# RECORDS FOR THE EXERCISE
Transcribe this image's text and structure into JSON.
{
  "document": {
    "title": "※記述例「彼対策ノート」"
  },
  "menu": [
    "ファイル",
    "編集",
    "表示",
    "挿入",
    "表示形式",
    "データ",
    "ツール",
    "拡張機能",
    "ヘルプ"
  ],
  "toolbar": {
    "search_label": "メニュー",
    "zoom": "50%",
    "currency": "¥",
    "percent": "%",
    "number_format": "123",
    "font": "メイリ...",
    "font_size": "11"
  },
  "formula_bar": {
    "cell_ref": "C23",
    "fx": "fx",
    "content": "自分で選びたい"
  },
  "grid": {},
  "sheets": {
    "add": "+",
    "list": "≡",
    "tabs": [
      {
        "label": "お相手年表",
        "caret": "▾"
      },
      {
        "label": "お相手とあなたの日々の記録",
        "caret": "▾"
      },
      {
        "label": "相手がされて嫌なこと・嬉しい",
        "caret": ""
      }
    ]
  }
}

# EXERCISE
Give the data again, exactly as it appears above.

# TASK RESPONSE
Transcribe this image's text and structure into JSON.
{
  "document": {
    "title": "※記述例「彼対策ノート」"
  },
  "menu": [
    "ファイル",
    "編集",
    "表示",
    "挿入",
    "表示形式",
    "データ",
    "ツール",
    "拡張機能",
    "ヘルプ"
  ],
  "toolbar": {
    "search_label": "メニュー",
    "zoom": "50%",
    "currency": "¥",
    "percent": "%",
    "number_format": "123",
    "font": "メイリ...",
    "font_size": "11"
  },
  "formula_bar": {
    "cell_ref": "C23",
    "fx": "fx",
    "content": "自分で選びたい"
  },
  "grid": {},
  "sheets": {
    "add": "+",
    "list": "≡",
    "tabs": [
      {
        "label": "お相手年表",
        "caret": "▾"
      },
      {
        "label": "お相手とあなたの日々の記録",
        "caret": "▾"
      },
      {
        "label": "相手がされて嫌なこと・嬉しい",
        "caret": ""
      }
    ]
  }
}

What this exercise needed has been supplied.